Filter the records below and copy every line containing the word "when".

Element data from apps and pages:
*-*-*

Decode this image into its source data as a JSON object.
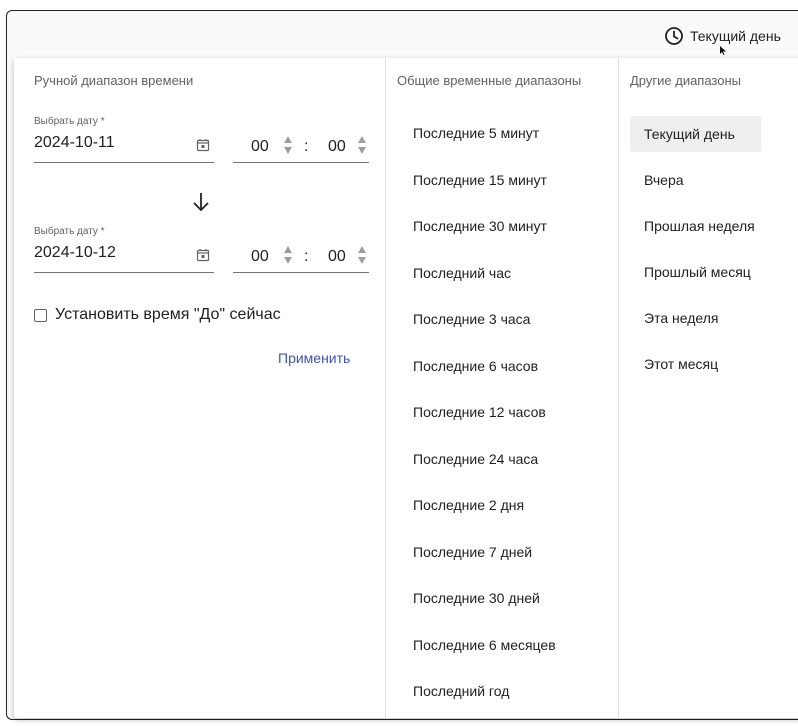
{
  "trigger": {
    "label": "Текущий день",
    "icon": "clock-icon"
  },
  "manual": {
    "title": "Ручной диапазон времени",
    "from": {
      "label": "Выбрать дату *",
      "date": "2024-10-11",
      "hours": "00",
      "minutes": "00"
    },
    "to": {
      "label": "Выбрать дату *",
      "date": "2024-10-12",
      "hours": "00",
      "minutes": "00"
    },
    "time_separator": ":",
    "set_to_now_label": "Установить время \"До\" сейчас",
    "apply_label": "Применить"
  },
  "common": {
    "title": "Общие временные диапазоны",
    "items": [
      "Последние 5 минут",
      "Последние 15 минут",
      "Последние 30 минут",
      "Последний час",
      "Последние 3 часа",
      "Последние 6 часов",
      "Последние 12 часов",
      "Последние 24 часа",
      "Последние 2 дня",
      "Последние 7 дней",
      "Последние 30 дней",
      "Последние 6 месяцев",
      "Последний год"
    ]
  },
  "other": {
    "title": "Другие диапазоны",
    "items": [
      "Текущий день",
      "Вчера",
      "Прошлая неделя",
      "Прошлый месяц",
      "Эта неделя",
      "Этот месяц"
    ],
    "active_index": 0
  },
  "colors": {
    "accent": "#3f51b5",
    "active_bg": "#eeeeee"
  }
}
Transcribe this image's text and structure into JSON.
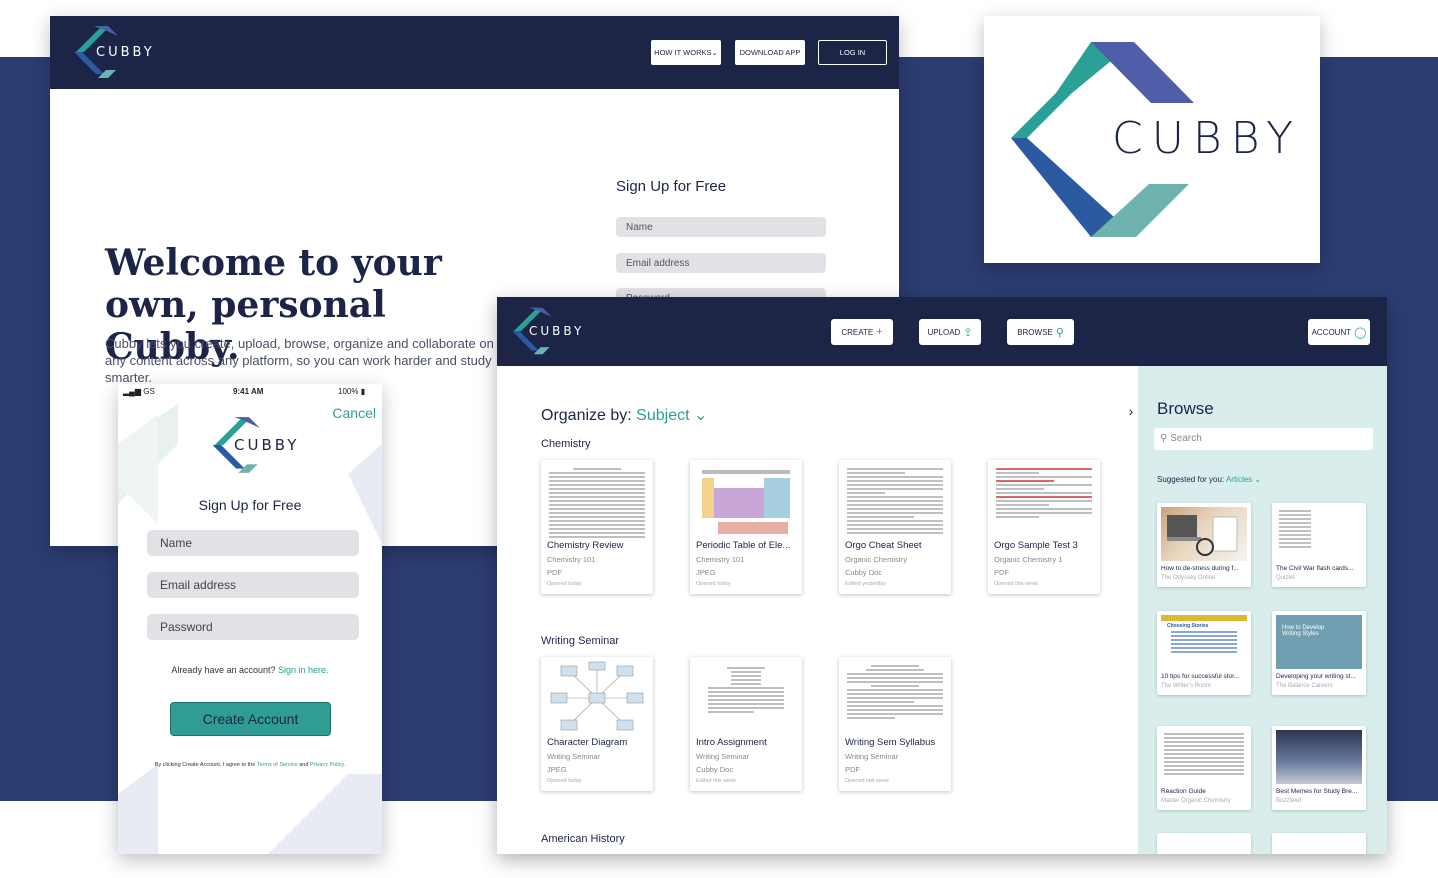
{
  "brand": {
    "name": "CUBBY",
    "colors": {
      "navy": "#1c2448",
      "teal": "#2aa097",
      "band": "#2c3d73",
      "browse_bg": "#d9eeec"
    }
  },
  "landing": {
    "nav": {
      "how": "HOW IT WORKS",
      "download": "DOWNLOAD APP",
      "login": "LOG IN"
    },
    "hero_title": "Welcome to your own, personal Cubby.",
    "hero_body": "Cubby lets you create, upload, browse, organize and collaborate on any content across any platform, so you can work harder and study smarter.",
    "signup_title": "Sign Up for Free",
    "fields": {
      "name": "Name",
      "email": "Email address",
      "password": "Password"
    }
  },
  "mobile": {
    "status": {
      "carrier": "GS",
      "time": "9:41 AM",
      "battery": "100%"
    },
    "cancel": "Cancel",
    "title": "Sign Up for Free",
    "fields": {
      "name": "Name",
      "email": "Email address",
      "password": "Password"
    },
    "already": "Already have an account?",
    "signin": "Sign in here.",
    "create": "Create Account",
    "terms_pre": "By clicking Create Account, I agree to the",
    "terms_tos": "Terms of Service",
    "terms_and": "and",
    "terms_pp": "Privacy Policy."
  },
  "app": {
    "nav": {
      "create": "CREATE",
      "upload": "UPLOAD",
      "browse": "BROWSE",
      "account": "ACCOUNT"
    },
    "organize_label": "Organize by:",
    "organize_value": "Subject",
    "sections": [
      "Chemistry",
      "Writing Seminar",
      "American History"
    ],
    "chemistry": [
      {
        "title": "Chemistry Review",
        "course": "Chemistry 101",
        "type": "PDF",
        "when": "Opened today"
      },
      {
        "title": "Periodic Table of Ele...",
        "course": "Chemistry 101",
        "type": "JPEG",
        "when": "Opened today"
      },
      {
        "title": "Orgo Cheat Sheet",
        "course": "Organic Chemistry",
        "type": "Cubby Doc",
        "when": "Edited yesterday"
      },
      {
        "title": "Orgo Sample Test 3",
        "course": "Organic Chemistry 1",
        "type": "PDF",
        "when": "Opened this week"
      }
    ],
    "writing": [
      {
        "title": "Character Diagram",
        "course": "Writing Seminar",
        "type": "JPEG",
        "when": "Opened today"
      },
      {
        "title": "Intro Assignment",
        "course": "Writing Seminar",
        "type": "Cubby Doc",
        "when": "Edited this week"
      },
      {
        "title": "Writing Sem Syllabus",
        "course": "Writing Seminar",
        "type": "PDF",
        "when": "Opened last week"
      }
    ],
    "browse": {
      "title": "Browse",
      "search_placeholder": "Search",
      "suggested": "Suggested for you:",
      "suggested_value": "Articles",
      "items": [
        {
          "title": "How to de-stress during f...",
          "source": "The Odyssey Online"
        },
        {
          "title": "The Civil War flash cards...",
          "source": "Quizlet"
        },
        {
          "title": "10 tips for successful stor...",
          "source": "The Writer's Room"
        },
        {
          "title": "Developing your writing st...",
          "source": "The Balance Careers"
        },
        {
          "title": "Reaction Guide",
          "source": "Master Organic Chemistry"
        },
        {
          "title": "Best Memes for Study Bre...",
          "source": "Buzzfeed"
        }
      ],
      "thumb_text": {
        "stories": "Choosing Stories",
        "develop": "How to Develop Writing Styles"
      }
    }
  }
}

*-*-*

■ Worked solution ■
        "when": "Opened today"
        "when": "Opened today"
        "when": "Edited yesterday"
        "when": "Opened this week"
        "when": "Opened today"
        "when": "Edited this week"
        "when": "Opened last week"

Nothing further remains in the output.